The way you look at your reality can greatly impact your success, according to the billionaire Microsoft co-founder Bill Gates.
“We focus so much on what’s not done that we can miss the lessons of what really works extremely well,” Gates told Trevor Noah, the host of Comedy Central’s “The Daily Show,” on Wednesday.
Put another way: Instead of fretting about failures, draw momentum from your successes.
Gates, who was discussing the strategy in the context of his global philanthropy initiatives including Goalkeepers, is famously optimistic despite the fact that many see the current state of things — from politics to poverty to illness — as dire.
But Gates told Noah he is optimistic because he is able to see the improvements in well-being worldwide from his decades of work.
“Extreme poverty has gone from 36 percent to 9 percent,” Gates told Noah, and 137,000 “[move] out of extreme poverty” each day. “We have cut childhood deaths in half in the last 25 years, we have raised agricultural productivity,” he said.
But the average American doesn’t see that because “improvement is this gradual thing,” said Gates.
Through the Bill and Melinda Gates Foundation, Gates is working to donate his billions to help reduce inequality including improving healthcare in developing countries, empowering women and investing in vaccines especially in impoverished regions.
It’s easy and natural to focus on what’s not going well.
“It’s human nature to zero in on threats: evolution wired us to worry about the animals that want to eat us,” Gates wrote in a column in Time magazine about his optimism in January.

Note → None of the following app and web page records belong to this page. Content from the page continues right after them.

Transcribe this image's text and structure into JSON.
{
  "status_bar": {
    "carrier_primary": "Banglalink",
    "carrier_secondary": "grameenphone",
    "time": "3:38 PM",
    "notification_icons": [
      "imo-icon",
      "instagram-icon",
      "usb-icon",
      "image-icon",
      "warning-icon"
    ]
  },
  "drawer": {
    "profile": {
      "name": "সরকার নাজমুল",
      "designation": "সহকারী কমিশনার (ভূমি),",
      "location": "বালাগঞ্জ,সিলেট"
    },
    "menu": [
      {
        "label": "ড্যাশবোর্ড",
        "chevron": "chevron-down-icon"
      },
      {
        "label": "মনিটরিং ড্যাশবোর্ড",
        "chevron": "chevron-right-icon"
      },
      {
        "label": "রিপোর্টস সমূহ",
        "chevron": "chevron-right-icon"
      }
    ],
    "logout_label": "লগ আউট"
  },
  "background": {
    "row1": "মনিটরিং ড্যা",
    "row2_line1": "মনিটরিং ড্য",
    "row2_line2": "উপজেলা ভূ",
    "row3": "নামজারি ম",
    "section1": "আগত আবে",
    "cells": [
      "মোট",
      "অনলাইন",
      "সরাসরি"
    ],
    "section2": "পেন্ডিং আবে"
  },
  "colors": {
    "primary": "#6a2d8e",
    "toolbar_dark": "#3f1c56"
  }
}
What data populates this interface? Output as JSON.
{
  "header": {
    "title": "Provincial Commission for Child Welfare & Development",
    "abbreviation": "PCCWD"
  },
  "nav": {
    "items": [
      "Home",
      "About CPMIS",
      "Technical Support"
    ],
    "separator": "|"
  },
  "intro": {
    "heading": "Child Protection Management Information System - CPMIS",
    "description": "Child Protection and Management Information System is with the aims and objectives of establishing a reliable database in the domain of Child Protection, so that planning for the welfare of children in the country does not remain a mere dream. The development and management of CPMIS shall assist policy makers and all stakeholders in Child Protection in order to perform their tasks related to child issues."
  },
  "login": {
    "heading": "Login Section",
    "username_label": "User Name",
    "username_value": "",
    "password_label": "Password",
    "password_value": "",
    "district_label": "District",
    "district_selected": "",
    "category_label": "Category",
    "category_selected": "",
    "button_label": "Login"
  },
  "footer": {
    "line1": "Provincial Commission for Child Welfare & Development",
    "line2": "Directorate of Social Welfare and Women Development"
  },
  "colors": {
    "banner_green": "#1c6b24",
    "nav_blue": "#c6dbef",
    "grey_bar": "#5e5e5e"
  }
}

Also, humans are increasingly impatient with problems.
“There’s also a growing gap between the bad things that still happen and our tolerance of those things,” Gates writes in Time. “Over the centuries, violence has declined dramatically, as has our willingness to accept it. But because the improvements don’t keep pace with our expectations, it can seem like things are getting worse.”
Importantly, focusing on what is working does not mean you pretend everything is perfect, of course.
“I’m not trying to downplay the work that remains. Being an optimist doesn’t mean you ignore tragedy and injustice,” Gates writes in Time.
Instead, use your critical thinking to understand what is working, notice that and figure out how you can improve and accelerate the success.
Being an optimist, he told Time, “means you’re inspired to look for people making progress on those fronts, and to help spread that progress more widely.”
By Catherine Clifford